In 1796, James Varick, Abraham Thompson, William Millers, and others formed the African Methodist Episcopal Zion Church in New York City. This newly founded church was a branch off of the Methodist Episcopal Church. Denial of religious liberty and discrimination caused this outgrowth to happen.


The society of this new denomination called itself the "Freedom Church" at the time because the founders decided to dedicate it to the liberation of the human spirit.  Spiritual, social, and economic freedom were very important to the founders.  James Varick, Harriet Tubman, Frederick Douglass, and Soujourner Truth were some of A.M.E. Zion’s better known members.
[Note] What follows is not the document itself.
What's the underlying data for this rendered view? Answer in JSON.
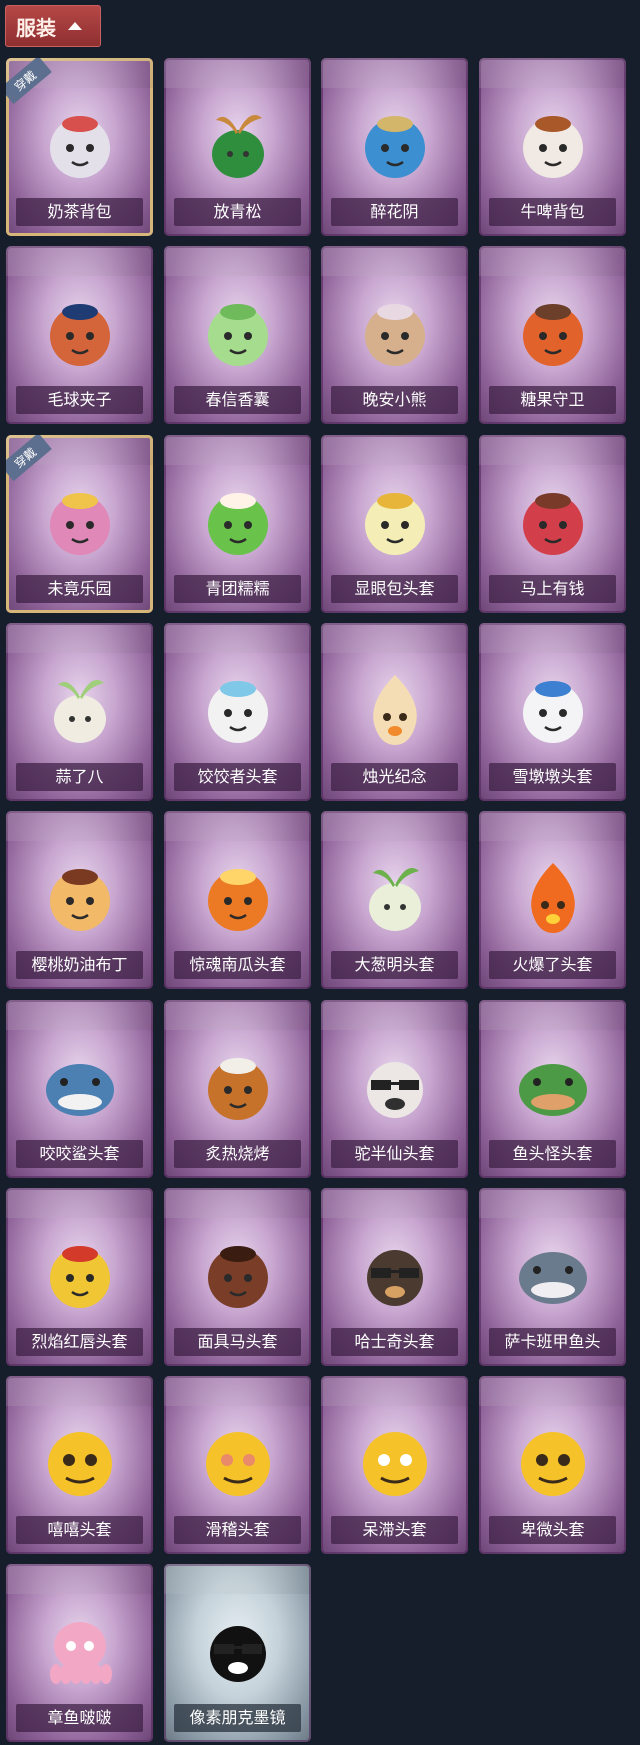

Now, this organization stretches across five continents, has 3,000 churches, and has an active membership of 1.5 million people. The A.M.E. Zion Church has founded and contributed to a handful of institutions and associations. A few of these are Livingstone College, Lomax Hannon Junior College in Alabama, Clinton Junior College in South Carolina, Dinwiddy Institute in Virginia, and African Methodist Episcopal Zion Junior College in Monrovia, Liberia and West Africa.


African: Means that the church will be led by the sons and daughters of Africa, and equality is a goal. 


Methodist: Methodism emphasizes the need for order and consistency  in personal and public faith.


Episcopal: The Bishops are chosen by the common church and oversee the denomination. The Bishops have an international connection. Today the A.M.E Zion church is operated on five continents.


Zion: Is used in the Bible to describe the church of God. Zion was put into the name in 1848.